Below is a set of entries; copy all of them exactly.

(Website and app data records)
-*-

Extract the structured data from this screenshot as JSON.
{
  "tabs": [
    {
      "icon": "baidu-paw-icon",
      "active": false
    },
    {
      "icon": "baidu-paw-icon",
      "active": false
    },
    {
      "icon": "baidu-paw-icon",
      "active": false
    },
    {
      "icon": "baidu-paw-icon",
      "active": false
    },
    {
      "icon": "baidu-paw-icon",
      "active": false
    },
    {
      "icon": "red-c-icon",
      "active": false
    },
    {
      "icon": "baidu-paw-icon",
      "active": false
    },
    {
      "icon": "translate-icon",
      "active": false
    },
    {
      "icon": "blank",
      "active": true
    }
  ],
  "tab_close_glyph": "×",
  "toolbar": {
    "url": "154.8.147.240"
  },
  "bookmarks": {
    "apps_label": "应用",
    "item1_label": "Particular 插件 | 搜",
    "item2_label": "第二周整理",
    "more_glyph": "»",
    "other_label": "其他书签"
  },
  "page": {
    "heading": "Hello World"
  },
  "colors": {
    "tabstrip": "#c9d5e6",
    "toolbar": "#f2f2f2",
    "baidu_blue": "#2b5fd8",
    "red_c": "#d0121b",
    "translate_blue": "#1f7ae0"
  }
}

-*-

> **TASK ANSWER**
Extract the structured data from this screenshot as JSON.
{
  "tabs": [
    {
      "icon": "baidu-paw-icon",
      "active": false
    },
    {
      "icon": "baidu-paw-icon",
      "active": false
    },
    {
      "icon": "baidu-paw-icon",
      "active": false
    },
    {
      "icon": "baidu-paw-icon",
      "active": false
    },
    {
      "icon": "baidu-paw-icon",
      "active": false
    },
    {
      "icon": "red-c-icon",
      "active": false
    },
    {
      "icon": "baidu-paw-icon",
      "active": false
    },
    {
      "icon": "translate-icon",
      "active": false
    },
    {
      "icon": "blank",
      "active": true
    }
  ],
  "tab_close_glyph": "×",
  "toolbar": {
    "url": "154.8.147.240"
  },
  "bookmarks": {
    "apps_label": "应用",
    "item1_label": "Particular 插件 | 搜",
    "item2_label": "第二周整理",
    "more_glyph": "»",
    "other_label": "其他书签"
  },
  "page": {
    "heading": "Hello World"
  },
  "colors": {
    "tabstrip": "#c9d5e6",
    "toolbar": "#f2f2f2",
    "baidu_blue": "#2b5fd8",
    "red_c": "#d0121b",
    "translate_blue": "#1f7ae0"
  }
}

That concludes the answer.